AIM OF THE EXERCISE:
Once the lines below holding the string "this" are counted, give that number alone.

** Opening ENTRIES PROVIDED block **

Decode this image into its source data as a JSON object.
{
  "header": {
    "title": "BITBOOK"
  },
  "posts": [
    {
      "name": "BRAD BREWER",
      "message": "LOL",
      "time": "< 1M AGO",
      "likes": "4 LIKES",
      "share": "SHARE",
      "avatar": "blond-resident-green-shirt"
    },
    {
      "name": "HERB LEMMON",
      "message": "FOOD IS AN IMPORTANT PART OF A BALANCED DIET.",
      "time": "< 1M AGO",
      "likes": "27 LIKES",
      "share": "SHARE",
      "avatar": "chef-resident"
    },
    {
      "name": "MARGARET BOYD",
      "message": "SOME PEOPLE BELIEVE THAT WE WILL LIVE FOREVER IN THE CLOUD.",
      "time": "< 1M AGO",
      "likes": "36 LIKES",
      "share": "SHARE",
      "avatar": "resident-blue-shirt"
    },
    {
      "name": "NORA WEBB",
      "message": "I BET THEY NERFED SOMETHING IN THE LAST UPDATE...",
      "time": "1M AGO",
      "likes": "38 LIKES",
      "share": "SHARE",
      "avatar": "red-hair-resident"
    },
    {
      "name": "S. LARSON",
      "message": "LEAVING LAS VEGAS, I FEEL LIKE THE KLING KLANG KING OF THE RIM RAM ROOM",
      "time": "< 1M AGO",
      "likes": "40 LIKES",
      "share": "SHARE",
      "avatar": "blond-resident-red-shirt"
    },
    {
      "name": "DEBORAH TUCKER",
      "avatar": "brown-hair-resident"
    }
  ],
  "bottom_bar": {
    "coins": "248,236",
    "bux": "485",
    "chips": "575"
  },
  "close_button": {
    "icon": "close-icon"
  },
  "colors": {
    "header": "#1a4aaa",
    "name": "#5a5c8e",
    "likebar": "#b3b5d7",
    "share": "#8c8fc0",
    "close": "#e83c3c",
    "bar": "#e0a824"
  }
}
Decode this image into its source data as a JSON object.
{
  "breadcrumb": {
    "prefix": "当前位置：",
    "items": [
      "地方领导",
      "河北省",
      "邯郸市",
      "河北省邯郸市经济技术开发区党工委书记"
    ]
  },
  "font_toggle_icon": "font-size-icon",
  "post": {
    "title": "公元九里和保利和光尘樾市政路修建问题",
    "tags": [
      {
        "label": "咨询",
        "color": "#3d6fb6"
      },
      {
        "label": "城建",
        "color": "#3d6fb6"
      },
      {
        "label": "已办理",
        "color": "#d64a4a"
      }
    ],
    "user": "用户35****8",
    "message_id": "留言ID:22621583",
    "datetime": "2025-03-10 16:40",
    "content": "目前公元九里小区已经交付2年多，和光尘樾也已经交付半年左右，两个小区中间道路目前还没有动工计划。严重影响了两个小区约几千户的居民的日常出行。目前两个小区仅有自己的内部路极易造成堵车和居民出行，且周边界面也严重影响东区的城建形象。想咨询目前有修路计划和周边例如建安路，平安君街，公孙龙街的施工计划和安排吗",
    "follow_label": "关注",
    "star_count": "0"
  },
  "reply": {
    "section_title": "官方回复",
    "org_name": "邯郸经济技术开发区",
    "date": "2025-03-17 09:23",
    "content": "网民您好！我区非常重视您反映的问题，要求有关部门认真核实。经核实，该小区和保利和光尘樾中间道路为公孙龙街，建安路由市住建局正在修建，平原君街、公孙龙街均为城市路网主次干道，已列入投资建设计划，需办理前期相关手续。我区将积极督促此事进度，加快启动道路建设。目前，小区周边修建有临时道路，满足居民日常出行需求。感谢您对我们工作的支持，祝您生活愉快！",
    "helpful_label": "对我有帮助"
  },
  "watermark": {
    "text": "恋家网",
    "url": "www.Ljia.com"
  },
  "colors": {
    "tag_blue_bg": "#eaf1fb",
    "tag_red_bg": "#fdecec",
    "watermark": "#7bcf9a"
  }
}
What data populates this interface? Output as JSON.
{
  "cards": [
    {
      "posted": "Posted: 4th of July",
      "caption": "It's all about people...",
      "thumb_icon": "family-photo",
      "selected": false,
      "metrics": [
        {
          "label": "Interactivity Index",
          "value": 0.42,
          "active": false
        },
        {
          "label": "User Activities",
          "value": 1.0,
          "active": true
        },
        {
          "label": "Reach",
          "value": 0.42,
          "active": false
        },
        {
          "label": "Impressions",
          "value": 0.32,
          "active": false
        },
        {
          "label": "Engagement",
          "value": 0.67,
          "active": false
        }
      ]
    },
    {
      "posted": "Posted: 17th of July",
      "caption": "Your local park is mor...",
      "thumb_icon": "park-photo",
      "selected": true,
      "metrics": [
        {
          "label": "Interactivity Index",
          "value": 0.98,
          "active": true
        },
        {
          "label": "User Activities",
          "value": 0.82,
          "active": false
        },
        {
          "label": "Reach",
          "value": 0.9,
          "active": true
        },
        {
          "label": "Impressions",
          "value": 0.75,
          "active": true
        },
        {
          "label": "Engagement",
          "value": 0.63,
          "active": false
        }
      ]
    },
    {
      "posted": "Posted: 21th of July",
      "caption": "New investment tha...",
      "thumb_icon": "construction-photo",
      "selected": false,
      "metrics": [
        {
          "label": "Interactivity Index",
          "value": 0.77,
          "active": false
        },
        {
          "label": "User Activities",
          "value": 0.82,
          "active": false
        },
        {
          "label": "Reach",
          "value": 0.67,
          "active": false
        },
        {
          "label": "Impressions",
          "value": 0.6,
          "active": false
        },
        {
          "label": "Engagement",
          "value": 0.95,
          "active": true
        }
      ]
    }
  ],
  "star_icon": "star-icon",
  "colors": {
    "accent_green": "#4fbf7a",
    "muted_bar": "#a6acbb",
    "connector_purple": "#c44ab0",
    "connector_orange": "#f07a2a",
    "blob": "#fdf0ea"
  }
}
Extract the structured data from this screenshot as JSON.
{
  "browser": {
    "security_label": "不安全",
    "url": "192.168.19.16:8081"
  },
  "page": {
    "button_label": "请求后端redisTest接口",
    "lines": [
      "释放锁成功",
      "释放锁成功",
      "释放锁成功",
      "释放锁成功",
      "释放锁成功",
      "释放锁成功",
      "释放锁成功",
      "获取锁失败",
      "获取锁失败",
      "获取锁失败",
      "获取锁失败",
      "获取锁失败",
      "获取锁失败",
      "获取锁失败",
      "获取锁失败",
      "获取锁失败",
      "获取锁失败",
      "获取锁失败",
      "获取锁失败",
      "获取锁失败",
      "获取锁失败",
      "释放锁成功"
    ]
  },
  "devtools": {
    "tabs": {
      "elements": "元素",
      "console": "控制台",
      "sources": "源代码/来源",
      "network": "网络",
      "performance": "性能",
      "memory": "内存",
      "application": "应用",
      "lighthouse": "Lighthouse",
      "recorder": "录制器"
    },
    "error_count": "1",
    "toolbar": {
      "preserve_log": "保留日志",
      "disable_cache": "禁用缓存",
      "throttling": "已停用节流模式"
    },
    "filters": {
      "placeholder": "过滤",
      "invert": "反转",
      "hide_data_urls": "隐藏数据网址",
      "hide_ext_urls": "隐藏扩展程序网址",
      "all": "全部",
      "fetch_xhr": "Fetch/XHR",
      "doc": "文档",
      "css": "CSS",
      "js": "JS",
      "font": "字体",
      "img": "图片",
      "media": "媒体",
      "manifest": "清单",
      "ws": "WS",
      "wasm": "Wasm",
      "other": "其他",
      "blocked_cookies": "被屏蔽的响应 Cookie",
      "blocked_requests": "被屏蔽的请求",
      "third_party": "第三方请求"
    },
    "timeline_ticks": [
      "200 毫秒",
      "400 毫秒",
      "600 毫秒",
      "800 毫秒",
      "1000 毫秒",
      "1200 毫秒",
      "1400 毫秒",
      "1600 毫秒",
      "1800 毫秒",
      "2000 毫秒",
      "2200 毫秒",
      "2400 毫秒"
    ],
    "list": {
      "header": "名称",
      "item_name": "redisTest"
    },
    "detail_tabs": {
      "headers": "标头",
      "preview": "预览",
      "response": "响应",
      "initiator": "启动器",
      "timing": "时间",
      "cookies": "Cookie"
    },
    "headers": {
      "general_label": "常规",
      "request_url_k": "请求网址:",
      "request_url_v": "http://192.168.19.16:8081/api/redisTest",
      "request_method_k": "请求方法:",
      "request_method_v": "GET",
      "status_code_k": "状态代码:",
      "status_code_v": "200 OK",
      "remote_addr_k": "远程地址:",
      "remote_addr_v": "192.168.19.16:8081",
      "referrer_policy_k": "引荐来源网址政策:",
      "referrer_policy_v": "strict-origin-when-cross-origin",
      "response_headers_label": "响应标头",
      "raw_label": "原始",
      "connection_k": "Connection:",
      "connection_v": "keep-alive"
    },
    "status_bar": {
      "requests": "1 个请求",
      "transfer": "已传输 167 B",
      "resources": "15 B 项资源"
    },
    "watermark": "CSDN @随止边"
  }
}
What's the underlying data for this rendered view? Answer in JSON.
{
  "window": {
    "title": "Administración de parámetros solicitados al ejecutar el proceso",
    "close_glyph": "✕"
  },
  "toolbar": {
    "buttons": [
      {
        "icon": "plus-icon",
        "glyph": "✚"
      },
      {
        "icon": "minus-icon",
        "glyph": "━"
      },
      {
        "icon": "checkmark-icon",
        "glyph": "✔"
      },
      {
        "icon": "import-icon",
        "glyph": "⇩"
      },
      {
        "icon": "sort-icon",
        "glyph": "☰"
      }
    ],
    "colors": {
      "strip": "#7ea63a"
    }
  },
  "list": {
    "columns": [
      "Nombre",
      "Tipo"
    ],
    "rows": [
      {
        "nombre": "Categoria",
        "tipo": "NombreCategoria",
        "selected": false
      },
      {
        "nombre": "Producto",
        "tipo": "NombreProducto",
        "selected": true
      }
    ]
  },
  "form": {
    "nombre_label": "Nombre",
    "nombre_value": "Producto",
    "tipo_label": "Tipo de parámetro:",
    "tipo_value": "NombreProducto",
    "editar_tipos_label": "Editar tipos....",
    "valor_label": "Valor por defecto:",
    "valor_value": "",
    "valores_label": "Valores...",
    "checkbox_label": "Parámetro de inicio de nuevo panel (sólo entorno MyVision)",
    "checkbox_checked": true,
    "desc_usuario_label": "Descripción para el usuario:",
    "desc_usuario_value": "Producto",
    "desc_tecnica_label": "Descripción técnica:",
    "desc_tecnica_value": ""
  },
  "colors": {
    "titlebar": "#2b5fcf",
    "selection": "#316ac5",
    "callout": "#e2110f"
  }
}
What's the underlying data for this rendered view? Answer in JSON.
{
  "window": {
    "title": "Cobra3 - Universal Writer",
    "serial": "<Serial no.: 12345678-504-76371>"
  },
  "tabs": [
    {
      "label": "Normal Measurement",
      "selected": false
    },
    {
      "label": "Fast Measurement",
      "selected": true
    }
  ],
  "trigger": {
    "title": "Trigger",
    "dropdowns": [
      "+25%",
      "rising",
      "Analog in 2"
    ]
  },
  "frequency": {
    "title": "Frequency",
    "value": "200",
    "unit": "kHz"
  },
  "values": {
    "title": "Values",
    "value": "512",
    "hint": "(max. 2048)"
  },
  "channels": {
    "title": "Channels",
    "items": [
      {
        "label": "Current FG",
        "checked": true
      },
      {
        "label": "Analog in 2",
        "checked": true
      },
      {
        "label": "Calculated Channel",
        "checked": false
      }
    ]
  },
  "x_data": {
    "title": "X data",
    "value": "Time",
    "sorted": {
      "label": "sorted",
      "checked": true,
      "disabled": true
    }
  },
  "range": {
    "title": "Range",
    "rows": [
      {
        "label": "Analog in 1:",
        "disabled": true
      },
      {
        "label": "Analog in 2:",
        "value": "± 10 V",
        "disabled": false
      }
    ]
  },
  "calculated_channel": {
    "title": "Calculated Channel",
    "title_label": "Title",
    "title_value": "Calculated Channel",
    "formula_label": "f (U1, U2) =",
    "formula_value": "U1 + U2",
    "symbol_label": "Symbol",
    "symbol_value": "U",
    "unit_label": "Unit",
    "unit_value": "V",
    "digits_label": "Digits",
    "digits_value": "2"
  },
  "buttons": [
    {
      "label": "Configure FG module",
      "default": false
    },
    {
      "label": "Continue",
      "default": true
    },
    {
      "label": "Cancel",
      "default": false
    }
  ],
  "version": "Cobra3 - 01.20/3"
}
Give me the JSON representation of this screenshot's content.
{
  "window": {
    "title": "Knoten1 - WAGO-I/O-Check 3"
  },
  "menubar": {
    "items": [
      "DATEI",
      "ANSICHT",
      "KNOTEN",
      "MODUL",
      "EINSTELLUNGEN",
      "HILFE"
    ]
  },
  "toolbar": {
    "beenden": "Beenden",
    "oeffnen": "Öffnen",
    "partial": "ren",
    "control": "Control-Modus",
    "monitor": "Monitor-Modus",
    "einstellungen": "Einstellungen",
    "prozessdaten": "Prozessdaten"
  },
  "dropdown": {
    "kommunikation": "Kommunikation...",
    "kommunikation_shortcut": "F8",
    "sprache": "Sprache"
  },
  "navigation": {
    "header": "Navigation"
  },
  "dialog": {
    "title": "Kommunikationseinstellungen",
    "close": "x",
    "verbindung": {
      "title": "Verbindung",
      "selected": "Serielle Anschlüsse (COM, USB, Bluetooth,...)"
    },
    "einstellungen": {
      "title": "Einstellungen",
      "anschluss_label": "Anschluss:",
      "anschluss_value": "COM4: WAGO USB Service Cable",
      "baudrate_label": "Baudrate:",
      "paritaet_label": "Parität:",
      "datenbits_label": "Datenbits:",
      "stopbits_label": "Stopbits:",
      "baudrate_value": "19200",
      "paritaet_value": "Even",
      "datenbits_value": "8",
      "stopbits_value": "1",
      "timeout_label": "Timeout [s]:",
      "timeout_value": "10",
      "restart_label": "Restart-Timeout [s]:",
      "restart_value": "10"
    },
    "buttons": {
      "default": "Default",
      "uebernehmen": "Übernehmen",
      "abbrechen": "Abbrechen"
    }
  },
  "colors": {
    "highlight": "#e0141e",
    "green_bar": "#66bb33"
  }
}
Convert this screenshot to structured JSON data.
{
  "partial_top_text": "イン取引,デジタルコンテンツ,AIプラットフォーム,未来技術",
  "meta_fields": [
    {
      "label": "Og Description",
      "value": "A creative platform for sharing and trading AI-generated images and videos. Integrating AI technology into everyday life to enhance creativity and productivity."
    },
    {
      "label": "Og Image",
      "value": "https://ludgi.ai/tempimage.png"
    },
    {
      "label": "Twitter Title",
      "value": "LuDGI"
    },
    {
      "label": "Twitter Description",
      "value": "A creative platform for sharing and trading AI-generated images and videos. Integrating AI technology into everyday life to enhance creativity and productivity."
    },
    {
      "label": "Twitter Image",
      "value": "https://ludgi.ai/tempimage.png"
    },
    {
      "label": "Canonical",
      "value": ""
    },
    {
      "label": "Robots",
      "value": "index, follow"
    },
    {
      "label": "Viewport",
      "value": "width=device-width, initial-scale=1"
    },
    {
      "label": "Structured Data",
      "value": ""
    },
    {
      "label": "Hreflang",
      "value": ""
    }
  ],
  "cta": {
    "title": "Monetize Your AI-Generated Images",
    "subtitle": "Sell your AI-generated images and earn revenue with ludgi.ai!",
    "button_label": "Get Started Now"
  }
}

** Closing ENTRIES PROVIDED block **

RESPONSE:
8